The terraces contain circles of perforated stupas, an inverted bell shape, containing sculptures of Buddha, who face outward from the temple. There are 72 of these stupas in total. The impressive central stupa is currently not as high as the original version, which rose 42m above ground level, the base is 9.9m in diameter. Unlike the stupas surrounding it, the central stupa is empty and conflicting reports suggest that the central void contained relics, and other reports suggest it has always been empty.


The total of 504 Buddhas are in meditative pose, and the 6 different hand positions represented throughout the temple, often according to the direction the Buddha faces.

These ‘mudra’ symbolise concepts such as charity, reasoning and fearlessness, it is said they tell a story that Buddha’s serene face does not.


Borobudur was left to the ravages of nature in the 8th Century when the power of Java shifted to the East of the island. The reason for this shift is unknown, but it is often speculated that there was a volcanic eruption and people moved to be away from it.

There are manuscripts that relate stories of Javanese re-visiting the site in the 18th Century. But it was the ‘re-discovery’ by the British Sir Stamford Raffles in 1814 that led to greater recognition and also preservation efforts.

In 1815 Raffles commissioned an initial clean up, where 200 labourers spent 45 days felling trees and moving earth from the remains. Many areas of the temple were sagging.

Activities continued with documentation and interpretation of the reliefs. It was during the work of Ijzerman in 1885 that the hidden reliefs at the base of the temple were discovered. It was these hidden reliefs that also revealed some Sanskrit instructions left for the carver, with lettering that was sodistinctive that the

construction of the temple was able to be dated, to the middle of the 9th century, during the time of the Saliendra dynasty reign.
A few scenes had been left unfinished, with instructions to the stone carver inscribed in Sanskrit, and the style of lettering is so distinctive that it can be dated specifically to the middle of the 9th century.In 1907 a large scale restoration was carried out under Dutchman Van Erp that finished in 1911. The work was significant and definitely safeguarded the temple for some time. However, many of the pieces were not put back in their original positions during the restoration.
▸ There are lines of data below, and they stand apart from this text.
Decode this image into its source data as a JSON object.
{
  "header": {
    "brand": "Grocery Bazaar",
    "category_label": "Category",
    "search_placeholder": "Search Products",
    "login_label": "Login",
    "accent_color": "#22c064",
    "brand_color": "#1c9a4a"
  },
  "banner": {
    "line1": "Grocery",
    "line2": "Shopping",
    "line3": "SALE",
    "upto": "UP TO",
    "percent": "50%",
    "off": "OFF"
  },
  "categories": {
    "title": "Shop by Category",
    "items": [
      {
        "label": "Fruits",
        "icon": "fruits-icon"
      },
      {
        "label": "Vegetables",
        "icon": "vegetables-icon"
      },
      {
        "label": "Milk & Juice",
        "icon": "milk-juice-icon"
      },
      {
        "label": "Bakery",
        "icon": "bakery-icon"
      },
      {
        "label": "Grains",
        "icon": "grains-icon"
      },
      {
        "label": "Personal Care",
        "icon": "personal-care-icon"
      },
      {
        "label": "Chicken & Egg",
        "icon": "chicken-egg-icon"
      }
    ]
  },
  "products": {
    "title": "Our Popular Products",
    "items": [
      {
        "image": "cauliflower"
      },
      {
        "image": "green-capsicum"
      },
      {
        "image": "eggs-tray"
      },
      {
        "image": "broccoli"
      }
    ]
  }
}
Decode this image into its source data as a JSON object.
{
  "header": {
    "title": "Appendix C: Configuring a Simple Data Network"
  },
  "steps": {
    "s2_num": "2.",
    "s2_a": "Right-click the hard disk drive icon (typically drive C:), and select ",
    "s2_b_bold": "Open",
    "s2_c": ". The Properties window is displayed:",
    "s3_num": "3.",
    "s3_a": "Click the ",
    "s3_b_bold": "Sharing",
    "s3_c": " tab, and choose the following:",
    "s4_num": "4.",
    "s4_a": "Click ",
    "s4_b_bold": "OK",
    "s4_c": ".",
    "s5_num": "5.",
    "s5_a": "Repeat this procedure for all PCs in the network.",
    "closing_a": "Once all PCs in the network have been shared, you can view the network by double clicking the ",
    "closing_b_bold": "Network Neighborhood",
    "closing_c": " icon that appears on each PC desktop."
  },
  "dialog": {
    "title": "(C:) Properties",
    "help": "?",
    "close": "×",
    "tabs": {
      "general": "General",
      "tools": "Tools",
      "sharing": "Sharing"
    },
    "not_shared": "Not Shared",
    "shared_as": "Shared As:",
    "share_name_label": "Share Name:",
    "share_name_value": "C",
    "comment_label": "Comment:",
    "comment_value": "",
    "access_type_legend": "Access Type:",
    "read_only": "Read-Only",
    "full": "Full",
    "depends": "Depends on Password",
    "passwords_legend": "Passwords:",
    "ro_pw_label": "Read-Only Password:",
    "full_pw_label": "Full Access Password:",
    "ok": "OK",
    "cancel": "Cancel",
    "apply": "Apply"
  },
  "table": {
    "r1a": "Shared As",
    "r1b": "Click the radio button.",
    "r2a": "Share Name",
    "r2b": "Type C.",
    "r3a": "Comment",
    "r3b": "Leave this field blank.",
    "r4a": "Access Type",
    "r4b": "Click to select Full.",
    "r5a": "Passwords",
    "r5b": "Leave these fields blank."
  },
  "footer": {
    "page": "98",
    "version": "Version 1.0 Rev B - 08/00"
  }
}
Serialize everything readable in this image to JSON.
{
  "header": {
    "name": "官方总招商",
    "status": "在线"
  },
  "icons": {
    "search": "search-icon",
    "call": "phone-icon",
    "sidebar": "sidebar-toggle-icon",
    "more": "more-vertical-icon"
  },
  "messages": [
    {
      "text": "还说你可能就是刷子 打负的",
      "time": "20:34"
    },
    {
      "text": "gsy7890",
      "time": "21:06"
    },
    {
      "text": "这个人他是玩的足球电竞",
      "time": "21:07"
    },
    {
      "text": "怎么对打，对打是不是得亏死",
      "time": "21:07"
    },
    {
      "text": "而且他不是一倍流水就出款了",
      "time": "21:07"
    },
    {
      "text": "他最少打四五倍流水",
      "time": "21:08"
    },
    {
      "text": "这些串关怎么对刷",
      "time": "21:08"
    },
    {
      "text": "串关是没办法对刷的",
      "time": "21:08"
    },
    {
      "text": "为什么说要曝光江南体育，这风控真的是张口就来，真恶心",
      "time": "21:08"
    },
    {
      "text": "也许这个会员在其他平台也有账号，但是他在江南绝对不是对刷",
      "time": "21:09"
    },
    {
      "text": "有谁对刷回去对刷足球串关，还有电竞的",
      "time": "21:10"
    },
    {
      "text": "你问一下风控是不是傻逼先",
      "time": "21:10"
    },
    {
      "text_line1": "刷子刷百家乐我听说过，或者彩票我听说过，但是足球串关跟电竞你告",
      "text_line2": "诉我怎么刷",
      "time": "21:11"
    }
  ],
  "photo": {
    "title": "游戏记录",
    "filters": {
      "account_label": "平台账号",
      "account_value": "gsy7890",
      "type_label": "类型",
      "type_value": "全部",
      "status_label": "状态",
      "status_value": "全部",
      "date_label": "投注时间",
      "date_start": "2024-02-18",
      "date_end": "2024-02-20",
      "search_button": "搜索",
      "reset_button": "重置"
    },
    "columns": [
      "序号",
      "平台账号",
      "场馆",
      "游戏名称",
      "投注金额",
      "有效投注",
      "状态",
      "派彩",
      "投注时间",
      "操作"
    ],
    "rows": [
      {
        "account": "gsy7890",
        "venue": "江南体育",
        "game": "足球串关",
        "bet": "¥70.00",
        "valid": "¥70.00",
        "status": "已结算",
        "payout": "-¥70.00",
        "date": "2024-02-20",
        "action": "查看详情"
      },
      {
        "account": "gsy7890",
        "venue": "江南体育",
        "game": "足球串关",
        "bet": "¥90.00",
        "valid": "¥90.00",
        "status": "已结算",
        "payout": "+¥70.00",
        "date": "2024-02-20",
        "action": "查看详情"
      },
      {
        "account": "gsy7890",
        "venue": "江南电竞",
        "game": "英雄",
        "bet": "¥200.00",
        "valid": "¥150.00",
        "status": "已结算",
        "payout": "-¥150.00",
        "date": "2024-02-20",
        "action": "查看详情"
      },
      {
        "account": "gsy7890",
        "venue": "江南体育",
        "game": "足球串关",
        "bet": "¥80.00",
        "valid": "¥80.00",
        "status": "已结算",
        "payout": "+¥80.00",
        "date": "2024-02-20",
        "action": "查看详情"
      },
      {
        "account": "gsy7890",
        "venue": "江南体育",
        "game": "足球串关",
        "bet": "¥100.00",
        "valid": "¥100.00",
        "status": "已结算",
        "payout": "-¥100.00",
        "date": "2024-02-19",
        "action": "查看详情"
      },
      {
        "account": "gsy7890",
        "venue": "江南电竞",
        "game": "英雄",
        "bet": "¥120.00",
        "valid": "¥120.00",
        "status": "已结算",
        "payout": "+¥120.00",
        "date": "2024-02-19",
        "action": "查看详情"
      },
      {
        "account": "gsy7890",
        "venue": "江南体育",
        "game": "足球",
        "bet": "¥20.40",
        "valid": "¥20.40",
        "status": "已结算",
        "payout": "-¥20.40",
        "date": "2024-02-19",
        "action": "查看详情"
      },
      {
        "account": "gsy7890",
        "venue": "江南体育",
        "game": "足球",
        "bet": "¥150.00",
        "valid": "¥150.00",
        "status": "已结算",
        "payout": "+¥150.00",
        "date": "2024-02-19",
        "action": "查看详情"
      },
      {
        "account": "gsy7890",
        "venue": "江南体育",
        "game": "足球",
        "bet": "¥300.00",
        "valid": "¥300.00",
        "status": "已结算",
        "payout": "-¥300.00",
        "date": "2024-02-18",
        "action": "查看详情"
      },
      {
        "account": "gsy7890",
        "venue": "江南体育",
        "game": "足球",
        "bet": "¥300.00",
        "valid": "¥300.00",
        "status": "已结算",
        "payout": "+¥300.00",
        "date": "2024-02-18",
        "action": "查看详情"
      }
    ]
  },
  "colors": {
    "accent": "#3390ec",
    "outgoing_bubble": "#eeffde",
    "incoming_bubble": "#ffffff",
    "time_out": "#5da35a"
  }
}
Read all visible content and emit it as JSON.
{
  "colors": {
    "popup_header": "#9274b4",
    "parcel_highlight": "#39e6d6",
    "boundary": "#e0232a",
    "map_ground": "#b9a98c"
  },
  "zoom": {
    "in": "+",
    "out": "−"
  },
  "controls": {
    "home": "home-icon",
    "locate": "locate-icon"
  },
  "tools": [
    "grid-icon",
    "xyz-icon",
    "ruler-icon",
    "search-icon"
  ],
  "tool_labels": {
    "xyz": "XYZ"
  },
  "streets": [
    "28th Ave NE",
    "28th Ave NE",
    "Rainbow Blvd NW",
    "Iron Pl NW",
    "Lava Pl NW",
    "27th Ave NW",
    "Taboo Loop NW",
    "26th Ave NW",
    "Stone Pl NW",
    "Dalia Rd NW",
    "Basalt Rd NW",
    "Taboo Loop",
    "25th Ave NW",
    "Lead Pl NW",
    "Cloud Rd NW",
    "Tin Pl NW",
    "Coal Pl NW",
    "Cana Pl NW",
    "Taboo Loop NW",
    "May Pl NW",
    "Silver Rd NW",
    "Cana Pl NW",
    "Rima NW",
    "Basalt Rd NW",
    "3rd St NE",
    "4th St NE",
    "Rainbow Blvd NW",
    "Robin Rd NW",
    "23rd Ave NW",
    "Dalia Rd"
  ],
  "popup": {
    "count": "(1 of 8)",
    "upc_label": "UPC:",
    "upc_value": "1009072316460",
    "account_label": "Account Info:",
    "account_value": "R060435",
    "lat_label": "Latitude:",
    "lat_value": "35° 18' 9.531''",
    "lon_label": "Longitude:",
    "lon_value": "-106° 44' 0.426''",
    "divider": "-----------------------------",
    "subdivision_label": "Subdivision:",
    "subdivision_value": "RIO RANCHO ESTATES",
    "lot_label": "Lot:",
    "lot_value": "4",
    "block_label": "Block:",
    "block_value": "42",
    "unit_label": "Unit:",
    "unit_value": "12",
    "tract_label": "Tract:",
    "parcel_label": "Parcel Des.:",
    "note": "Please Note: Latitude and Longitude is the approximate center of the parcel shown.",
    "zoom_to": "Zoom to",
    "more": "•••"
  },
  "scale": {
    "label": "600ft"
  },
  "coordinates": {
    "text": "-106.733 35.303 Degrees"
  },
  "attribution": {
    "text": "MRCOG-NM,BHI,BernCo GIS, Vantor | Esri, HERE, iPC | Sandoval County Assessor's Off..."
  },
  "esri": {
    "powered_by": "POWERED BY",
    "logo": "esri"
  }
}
In 1956 another assessment of the temple was made by a Belgian expert who was sent by UNESCO. His assessment concluded that water damage was significant, and would need to be stemmed if the temple was to have a long term future. The hill below the temple was eroding, the foundations were being weakened and also the reliefs were being eroded. 

Preparatory work began in 1963, which amongst other things discovered that the hill was not a natural hill as had always been assumed, but areas of it were loamy soil, mixed with stones and stone chips. The initial work assessed the scale of a restoration to be gigantic, and the Indonesian Government then submitted a proposal to UNESCO in 1968 outlining the works needed.

UNESCO gave full support and commenced work to raise funds for the restoration. From 1968 to 1983, research through to restoration took place under UNESCO. Specialists from the world over came to assist in the dismantling, and re-engineering of the site. A great deal of work was also done to develop procedures to prevent the microorganisms eating away the stone. 

The UNESCO world heritage listing of Borobudur Temple was inscribed in 1991.


Accurately in line with Borobudur are two smaller temples, Pawon and Mendut. Given the time in which these temples were built, the accurate positioning achieved remains a mystery. Pawon is 1.15km, and Mendut 3km from Borobudur.

The three temples are used to form a route for the Waisak day festival each year. Held each year on the day of the full moon in April or May the festival commemorates the birth, enlightenment and death of Gautama Buddha.
This important day in the Buddhist calendar sees many local and international pilgrims walk in procession from Mendut, through to Pawon and then on to Borobudur. It is a colourful and festive occasion supported by the Indonesian government.

Source : http://www.borobudurpark.co.id